While the Rockets have been successful in recent years, head coach Dave Childress is putting emphasis on youth and the future of his program. Ryan T Provencher
Imagine trying to put together a staff for a new store, but all your potential employees have little to no retail experience. You have to employ them to start up, but how will your store be able to compete with others that have more experienced workers?
This problem is similar to one that some high school golf teams deal with year-in and year-out.
One program that faced this issue was Dave Childress’ Spring Grove golf team. The Rockets finished second in YAIAA Division I last season, but Childress was having trouble attracting incoming freshman to the sport and, even when he could, many of them had never played the game.
“If all of your players have never played golf until they’ve gotten to the ninth grade, then you can’t be competitive,” Childress said. “That’s really where the problem is. You have to get clubs into the hands of the kids in fourth, fifth, sixth grade, if not earlier.”
Childress admitted that after coaching at Spring Grove for four years, he thought about stepping away. But he changed his mind quickly when he held a general interest meeting this past January.
Unlike in previous offseasons, Childress opened the meeting up to first- through eighth-graders, and he was stunned by the results. He expected a few prospective golfers to show up, but 19 students came to the meeting with their parents, and within two weeks, six more showed interest.
Needless to say, Childress no longer needed to worry about the future of his program.
“I don’t know if anyone else has gone that route,” Childress said of his development of grade-school athletes. “The bottom line was, I had 25 kids available to me for the next eight, nine, 10, 11 years."
Over the winter he worked with this group of young golfers at indoor facilities and could see some of them one day joining the Rockets. One of these players told Childress about an older brother who was interested in playing, and that’s how sophomore Brandon Simmons began his tenure with Spring Grove golf.

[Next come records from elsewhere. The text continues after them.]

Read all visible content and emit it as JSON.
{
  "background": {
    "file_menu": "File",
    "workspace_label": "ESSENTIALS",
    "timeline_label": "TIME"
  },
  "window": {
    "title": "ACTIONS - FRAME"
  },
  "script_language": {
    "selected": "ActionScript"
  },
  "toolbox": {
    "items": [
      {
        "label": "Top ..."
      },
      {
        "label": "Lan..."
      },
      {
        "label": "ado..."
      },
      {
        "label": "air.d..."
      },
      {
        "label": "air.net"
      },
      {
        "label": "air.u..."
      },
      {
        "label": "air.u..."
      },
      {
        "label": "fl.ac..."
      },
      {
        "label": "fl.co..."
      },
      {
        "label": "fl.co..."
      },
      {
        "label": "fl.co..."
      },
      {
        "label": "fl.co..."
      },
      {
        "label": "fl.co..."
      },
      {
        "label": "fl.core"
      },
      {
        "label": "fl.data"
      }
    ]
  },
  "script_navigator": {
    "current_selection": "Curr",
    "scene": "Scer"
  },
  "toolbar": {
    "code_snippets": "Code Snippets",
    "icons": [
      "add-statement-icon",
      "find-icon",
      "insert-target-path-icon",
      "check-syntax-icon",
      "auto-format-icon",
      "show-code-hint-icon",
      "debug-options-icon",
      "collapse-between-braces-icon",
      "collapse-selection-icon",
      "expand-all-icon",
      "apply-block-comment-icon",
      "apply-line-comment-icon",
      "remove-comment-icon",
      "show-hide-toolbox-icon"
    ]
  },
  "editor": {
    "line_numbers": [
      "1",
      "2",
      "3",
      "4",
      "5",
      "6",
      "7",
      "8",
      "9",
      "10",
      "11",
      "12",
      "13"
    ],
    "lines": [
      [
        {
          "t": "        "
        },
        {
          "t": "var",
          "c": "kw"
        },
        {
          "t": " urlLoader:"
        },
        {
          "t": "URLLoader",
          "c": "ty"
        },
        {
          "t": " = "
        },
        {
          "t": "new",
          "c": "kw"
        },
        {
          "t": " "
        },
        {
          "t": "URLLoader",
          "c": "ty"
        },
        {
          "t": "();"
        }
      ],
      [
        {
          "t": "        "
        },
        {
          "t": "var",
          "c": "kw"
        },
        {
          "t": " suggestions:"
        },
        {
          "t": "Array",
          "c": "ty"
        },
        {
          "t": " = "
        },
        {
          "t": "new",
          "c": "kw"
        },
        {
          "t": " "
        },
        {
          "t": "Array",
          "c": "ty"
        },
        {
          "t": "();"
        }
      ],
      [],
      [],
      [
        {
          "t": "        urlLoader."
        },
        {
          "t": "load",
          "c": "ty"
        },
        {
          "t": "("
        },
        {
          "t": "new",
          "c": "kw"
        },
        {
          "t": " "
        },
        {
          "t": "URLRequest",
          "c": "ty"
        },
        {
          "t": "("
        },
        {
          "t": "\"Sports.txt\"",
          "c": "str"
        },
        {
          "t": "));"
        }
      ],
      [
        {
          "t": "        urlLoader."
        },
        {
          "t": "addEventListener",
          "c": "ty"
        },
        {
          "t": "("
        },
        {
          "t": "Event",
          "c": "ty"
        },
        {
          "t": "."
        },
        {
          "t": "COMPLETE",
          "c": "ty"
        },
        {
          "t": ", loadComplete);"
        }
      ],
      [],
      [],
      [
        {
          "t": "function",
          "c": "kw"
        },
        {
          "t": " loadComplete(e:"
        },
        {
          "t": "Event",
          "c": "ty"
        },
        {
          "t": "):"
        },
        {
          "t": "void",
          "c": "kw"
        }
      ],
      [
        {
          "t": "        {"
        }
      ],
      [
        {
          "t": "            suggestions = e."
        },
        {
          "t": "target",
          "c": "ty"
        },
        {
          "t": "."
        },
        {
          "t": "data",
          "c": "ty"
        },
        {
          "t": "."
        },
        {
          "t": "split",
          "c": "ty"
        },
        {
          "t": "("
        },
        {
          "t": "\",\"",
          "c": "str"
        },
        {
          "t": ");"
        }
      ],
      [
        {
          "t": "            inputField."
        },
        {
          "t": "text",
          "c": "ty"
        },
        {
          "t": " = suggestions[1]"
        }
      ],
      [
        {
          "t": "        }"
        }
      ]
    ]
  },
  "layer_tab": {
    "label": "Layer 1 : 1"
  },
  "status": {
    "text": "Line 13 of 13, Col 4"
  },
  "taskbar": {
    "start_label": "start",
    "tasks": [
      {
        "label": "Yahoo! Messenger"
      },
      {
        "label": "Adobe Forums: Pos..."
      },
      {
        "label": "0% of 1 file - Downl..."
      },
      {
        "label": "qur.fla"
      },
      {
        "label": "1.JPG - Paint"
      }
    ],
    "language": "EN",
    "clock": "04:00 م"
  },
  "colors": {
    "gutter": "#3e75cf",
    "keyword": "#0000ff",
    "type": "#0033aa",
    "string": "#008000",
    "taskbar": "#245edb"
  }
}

“My brother came home one day and he was talking about how much fun it was,” Simmons said. “I figured it was worth a shot to go over there and I did. I met Dave and things just kind of took off from there.”
Simmons is the perfect example of what could have been had Childress discovered him earlier. The sophomore played his first 18-hole match back in May and is already scoring in the high 80s while showing flashes of brilliance along the way. In Wednesday’s final regular-season match, Simmons struck the pin on the par-3 fifth hole at Hanover County Club and proceeded to tap it in for the birdie.
While he didn’t start playing consistently until high school, Simmons knows how important it is for golfers to start at a young age.
“It’s important to develop a relationship and get to know the coach and become close with everyone else on the team,” Simmons said. “Start out young and develop your game so by the time you get to high school you’re ready to go.”
Plenty of other coaches and players will echo the same remarks, but the Spring Grove program has broken the mold when it comes to discovering and shaping future talent.
This year, the team finished third in YAIAA Division I play with 84 points — Central York finished atop the division standings with 123 points while Dallastown finished second with 105. And while the Rockets will not compete in Wednesday's YAIAA Team Championships — the three teams taking the course will be respective division winners Central, Dover (123 points in Division II) and York Catholic — Mason Staub, Luke Hoffnagle and Ty Gladhill will all take the course in Thursday's YAIAA Individual Tournament.
Said Childress, “I think the future is pretty good here at Spring Grove.”